§ GOAL OF THE EXERCISE: Print each entry below precisely as shown.
..........
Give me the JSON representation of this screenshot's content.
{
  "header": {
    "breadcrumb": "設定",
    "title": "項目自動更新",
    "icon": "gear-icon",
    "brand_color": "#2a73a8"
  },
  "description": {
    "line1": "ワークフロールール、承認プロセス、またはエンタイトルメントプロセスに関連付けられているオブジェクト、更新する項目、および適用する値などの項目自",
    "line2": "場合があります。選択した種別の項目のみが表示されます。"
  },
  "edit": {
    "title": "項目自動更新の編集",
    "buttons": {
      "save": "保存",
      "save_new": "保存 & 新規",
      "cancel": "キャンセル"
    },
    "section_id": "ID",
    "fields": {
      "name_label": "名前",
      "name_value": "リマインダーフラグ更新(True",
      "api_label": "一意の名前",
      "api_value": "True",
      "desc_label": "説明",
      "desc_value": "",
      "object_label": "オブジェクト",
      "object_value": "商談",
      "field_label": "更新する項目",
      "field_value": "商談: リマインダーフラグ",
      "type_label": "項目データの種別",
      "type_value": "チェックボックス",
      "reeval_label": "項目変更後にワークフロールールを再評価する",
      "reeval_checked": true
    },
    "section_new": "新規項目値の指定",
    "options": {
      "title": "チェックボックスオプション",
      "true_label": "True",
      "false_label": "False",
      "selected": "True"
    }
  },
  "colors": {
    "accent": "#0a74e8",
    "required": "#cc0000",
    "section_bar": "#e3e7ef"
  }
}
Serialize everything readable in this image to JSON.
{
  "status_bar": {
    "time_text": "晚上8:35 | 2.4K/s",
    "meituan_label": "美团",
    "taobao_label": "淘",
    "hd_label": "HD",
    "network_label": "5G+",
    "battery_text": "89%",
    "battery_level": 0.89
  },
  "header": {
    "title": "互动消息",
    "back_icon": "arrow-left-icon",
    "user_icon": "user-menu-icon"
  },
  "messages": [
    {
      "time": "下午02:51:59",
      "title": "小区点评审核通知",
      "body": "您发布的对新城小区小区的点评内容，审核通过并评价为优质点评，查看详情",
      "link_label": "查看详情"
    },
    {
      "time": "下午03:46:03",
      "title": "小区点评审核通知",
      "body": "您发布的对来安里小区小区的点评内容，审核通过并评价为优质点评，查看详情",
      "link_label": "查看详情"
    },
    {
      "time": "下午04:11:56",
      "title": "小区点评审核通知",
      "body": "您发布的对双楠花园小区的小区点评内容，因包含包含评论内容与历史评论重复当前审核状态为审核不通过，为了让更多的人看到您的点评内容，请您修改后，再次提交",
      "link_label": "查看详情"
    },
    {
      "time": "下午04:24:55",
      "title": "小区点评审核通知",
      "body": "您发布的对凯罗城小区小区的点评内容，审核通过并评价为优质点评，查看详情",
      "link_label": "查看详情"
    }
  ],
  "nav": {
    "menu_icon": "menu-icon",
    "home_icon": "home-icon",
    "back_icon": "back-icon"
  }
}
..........
§ WORKED SOLUTION:
Give me the JSON representation of this screenshot's content.
{
  "header": {
    "breadcrumb": "設定",
    "title": "項目自動更新",
    "icon": "gear-icon",
    "brand_color": "#2a73a8"
  },
  "description": {
    "line1": "ワークフロールール、承認プロセス、またはエンタイトルメントプロセスに関連付けられているオブジェクト、更新する項目、および適用する値などの項目自",
    "line2": "場合があります。選択した種別の項目のみが表示されます。"
  },
  "edit": {
    "title": "項目自動更新の編集",
    "buttons": {
      "save": "保存",
      "save_new": "保存 & 新規",
      "cancel": "キャンセル"
    },
    "section_id": "ID",
    "fields": {
      "name_label": "名前",
      "name_value": "リマインダーフラグ更新(True",
      "api_label": "一意の名前",
      "api_value": "True",
      "desc_label": "説明",
      "desc_value": "",
      "object_label": "オブジェクト",
      "object_value": "商談",
      "field_label": "更新する項目",
      "field_value": "商談: リマインダーフラグ",
      "type_label": "項目データの種別",
      "type_value": "チェックボックス",
      "reeval_label": "項目変更後にワークフロールールを再評価する",
      "reeval_checked": true
    },
    "section_new": "新規項目値の指定",
    "options": {
      "title": "チェックボックスオプション",
      "true_label": "True",
      "false_label": "False",
      "selected": "True"
    }
  },
  "colors": {
    "accent": "#0a74e8",
    "required": "#cc0000",
    "section_bar": "#e3e7ef"
  }
}
Serialize everything readable in this image to JSON.
{
  "status_bar": {
    "time_text": "晚上8:35 | 2.4K/s",
    "meituan_label": "美团",
    "taobao_label": "淘",
    "hd_label": "HD",
    "network_label": "5G+",
    "battery_text": "89%",
    "battery_level": 0.89
  },
  "header": {
    "title": "互动消息",
    "back_icon": "arrow-left-icon",
    "user_icon": "user-menu-icon"
  },
  "messages": [
    {
      "time": "下午02:51:59",
      "title": "小区点评审核通知",
      "body": "您发布的对新城小区小区的点评内容，审核通过并评价为优质点评，查看详情",
      "link_label": "查看详情"
    },
    {
      "time": "下午03:46:03",
      "title": "小区点评审核通知",
      "body": "您发布的对来安里小区小区的点评内容，审核通过并评价为优质点评，查看详情",
      "link_label": "查看详情"
    },
    {
      "time": "下午04:11:56",
      "title": "小区点评审核通知",
      "body": "您发布的对双楠花园小区的小区点评内容，因包含包含评论内容与历史评论重复当前审核状态为审核不通过，为了让更多的人看到您的点评内容，请您修改后，再次提交",
      "link_label": "查看详情"
    },
    {
      "time": "下午04:24:55",
      "title": "小区点评审核通知",
      "body": "您发布的对凯罗城小区小区的点评内容，审核通过并评价为优质点评，查看详情",
      "link_label": "查看详情"
    }
  ],
  "nav": {
    "menu_icon": "menu-icon",
    "home_icon": "home-icon",
    "back_icon": "back-icon"
  }
}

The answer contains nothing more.